The threats to sue me continued. Her contract was governed by the laws of the state she lived in so if she filed suit against me, which would have been very easy to do, I would have had to go to her state to defend myself. On Friday I brought the puppy back to the vet’s, had a rabies and canine-combo vaccine administered, started him on heartworm medicine, dewormed and de-fleaed him (just in case) (all of which cost me over $100) and called the breeder and told her I was shipping him back.

When she got him back, she said he had fleas, worms and explosive diarrhea (the diarrhea was no surprise given all the drugs he was given in one day). If he had worms, he had them when I got him given I only had him in my possession for four days. I did not recei
ve his purchase price of $600 back. Between the vet bills, the trip down to get him and his purchase price, I was out over $800.

After things died down, I contacted the breeder of the puppy’s mother. The mother was placed with the breeder on a spay contact, which obviously wasn’t done given she got bred (accidentally) and delivered a litter of puppies. She was to be spayed because she carried a genetic eye defect. In addition, I found out that there were only two puppies in the litter and one had to be euthanized due to temperament issues.

To this day I don’t know what happened to that puppy after she got him back.

After that experience, I wasn’t going to come any where near another Aussie breeder.

Several months down the road, I saw an advertisement for Gel who was being sold because he didn’t have enough herding instinct for the woman who owned him at the time. Gel was “pick” puppy from the litter, but he wasn’t panning out so at six and a half months old, she was selling him as an agility prospect.
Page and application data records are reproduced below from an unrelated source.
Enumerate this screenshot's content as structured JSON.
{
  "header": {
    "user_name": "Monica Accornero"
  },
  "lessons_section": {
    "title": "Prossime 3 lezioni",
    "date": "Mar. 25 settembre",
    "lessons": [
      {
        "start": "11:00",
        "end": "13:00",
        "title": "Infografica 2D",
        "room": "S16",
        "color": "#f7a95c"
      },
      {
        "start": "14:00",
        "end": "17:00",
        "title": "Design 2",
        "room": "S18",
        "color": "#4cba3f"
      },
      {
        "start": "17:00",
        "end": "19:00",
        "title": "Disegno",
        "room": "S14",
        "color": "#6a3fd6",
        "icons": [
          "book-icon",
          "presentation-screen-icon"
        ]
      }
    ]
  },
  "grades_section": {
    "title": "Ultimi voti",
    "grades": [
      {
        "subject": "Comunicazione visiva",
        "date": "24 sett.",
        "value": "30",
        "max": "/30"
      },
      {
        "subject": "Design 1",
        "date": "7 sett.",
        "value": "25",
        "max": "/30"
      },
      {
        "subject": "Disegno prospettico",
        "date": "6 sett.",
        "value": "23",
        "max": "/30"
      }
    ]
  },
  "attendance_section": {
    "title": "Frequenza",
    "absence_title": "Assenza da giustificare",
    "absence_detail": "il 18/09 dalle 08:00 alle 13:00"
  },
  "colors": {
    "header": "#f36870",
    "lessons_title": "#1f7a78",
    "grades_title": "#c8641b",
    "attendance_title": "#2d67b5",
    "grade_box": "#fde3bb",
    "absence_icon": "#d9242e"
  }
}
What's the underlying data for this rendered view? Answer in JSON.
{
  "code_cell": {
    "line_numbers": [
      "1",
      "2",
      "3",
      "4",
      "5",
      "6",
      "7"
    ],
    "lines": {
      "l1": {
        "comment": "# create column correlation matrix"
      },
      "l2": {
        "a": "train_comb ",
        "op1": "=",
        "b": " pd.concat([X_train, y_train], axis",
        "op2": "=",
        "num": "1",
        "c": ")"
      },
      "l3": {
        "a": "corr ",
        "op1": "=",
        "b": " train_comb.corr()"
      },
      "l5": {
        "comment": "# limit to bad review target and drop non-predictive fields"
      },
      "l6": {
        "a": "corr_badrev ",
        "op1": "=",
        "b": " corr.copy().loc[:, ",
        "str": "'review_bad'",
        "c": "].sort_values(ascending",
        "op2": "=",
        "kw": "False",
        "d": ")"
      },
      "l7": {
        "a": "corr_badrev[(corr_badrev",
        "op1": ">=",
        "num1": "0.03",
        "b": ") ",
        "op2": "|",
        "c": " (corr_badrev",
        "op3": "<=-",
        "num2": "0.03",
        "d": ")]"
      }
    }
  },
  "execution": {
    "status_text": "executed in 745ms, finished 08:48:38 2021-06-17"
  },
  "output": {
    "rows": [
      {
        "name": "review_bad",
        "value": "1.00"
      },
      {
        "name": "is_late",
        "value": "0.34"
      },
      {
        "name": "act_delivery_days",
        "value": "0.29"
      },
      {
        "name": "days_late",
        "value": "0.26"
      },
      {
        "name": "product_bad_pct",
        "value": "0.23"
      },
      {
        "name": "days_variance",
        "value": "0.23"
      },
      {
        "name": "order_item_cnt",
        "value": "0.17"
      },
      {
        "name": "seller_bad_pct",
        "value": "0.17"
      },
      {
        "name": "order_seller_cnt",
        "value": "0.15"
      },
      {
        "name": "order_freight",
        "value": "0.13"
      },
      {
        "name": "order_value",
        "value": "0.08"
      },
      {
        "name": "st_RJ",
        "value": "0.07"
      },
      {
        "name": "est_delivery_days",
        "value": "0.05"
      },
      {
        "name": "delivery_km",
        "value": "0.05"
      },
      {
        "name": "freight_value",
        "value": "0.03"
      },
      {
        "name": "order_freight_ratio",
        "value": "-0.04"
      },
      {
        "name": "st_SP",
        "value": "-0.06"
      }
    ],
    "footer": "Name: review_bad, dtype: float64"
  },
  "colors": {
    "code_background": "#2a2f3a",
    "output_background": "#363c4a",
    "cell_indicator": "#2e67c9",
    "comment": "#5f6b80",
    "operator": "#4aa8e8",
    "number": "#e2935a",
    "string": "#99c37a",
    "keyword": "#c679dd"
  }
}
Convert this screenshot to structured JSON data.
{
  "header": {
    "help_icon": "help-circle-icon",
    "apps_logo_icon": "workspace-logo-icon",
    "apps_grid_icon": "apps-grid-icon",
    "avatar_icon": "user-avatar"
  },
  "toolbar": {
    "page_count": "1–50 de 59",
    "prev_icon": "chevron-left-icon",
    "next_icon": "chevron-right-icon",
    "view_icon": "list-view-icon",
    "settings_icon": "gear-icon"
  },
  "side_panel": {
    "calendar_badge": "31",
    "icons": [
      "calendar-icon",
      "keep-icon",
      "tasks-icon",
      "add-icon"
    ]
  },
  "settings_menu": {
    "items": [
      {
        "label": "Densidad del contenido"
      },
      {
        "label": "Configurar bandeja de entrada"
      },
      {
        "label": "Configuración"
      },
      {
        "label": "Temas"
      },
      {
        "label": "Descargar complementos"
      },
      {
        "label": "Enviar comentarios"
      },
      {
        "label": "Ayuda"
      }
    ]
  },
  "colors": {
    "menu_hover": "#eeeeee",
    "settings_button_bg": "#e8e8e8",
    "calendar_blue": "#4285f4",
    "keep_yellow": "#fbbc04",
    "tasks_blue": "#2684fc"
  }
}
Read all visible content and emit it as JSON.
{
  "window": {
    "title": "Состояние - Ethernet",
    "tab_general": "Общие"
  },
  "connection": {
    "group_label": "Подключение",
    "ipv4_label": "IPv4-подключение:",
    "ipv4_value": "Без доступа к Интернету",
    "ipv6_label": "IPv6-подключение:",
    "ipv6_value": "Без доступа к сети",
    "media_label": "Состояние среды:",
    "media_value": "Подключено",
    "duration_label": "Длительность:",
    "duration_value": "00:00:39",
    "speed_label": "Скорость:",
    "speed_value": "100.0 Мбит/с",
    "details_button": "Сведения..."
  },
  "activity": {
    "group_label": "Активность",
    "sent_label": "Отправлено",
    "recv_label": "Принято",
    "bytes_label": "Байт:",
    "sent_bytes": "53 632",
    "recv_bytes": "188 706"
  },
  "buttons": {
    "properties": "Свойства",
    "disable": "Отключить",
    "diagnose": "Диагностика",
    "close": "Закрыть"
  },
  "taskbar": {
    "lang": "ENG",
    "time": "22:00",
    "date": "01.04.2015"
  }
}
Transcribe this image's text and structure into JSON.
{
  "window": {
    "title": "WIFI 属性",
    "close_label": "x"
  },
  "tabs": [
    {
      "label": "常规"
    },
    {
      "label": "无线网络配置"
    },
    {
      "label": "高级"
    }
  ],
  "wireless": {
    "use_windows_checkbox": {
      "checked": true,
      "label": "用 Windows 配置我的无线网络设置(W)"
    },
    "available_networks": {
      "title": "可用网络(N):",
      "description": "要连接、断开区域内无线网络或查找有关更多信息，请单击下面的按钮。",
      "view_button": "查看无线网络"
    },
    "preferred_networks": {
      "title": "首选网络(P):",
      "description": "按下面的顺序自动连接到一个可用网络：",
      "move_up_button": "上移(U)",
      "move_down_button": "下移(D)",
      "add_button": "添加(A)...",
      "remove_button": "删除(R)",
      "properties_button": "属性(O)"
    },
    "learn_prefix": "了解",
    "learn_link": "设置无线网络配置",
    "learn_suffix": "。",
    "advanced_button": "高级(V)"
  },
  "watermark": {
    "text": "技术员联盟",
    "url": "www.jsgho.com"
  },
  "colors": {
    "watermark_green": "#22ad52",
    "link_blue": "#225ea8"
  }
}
I drove to Virginia to look at him and bought him. All the way to Virginia I was hyperventilating for fear of dealing with another psycho breeder, but the woman was (and has been) nothing but kind and helpful to me. I am so glad she decided to sell Gel because he’s the best thing that ever happened to me.

So, the drive towards the WTCH with Gel, who is not an Aussie, is because of what happened with that Aussie puppy. Who knows if that puppy was really WTCH material or not. Gel certainly is. At the ASCA trials a lot of the Aussie people tease me by saying Gel has a better “Aussie” head than a lot of the dogs you see at the trials, am I sure he’s not part Aussie? Well, maybe he is. Gel was the result of an accidental breeding. The woman who had Gel’s mother at the time she was bred was running a goose dog business. She may very well have had an intact Aussie running around who caught Gel’s mother. Then again, even though he has an Aussie head, he works like a Border Collie.

I am very much enjoying the ASCA trials. The people have been very nice and supportive. They don’t seem to mind that this lady with her “dog with a tail” (a Border Collie) was coming to their trials and kicking their Aussie’s tailless butts. They are there to have a good time with their dogs. The working Border Collie World looks down on titling events, but the atmosphere is much more relaxed at these trials because livelihoods and money is not at stake like they are at USBCHA trials where many of the handlers do this for a living.

Trialing in arena trials has done a lot to improve my timing and handling skills and it has made Gel more comfortable working close. It is all a very good thing.

An Aussie may be in the future for me one day. Time will tell.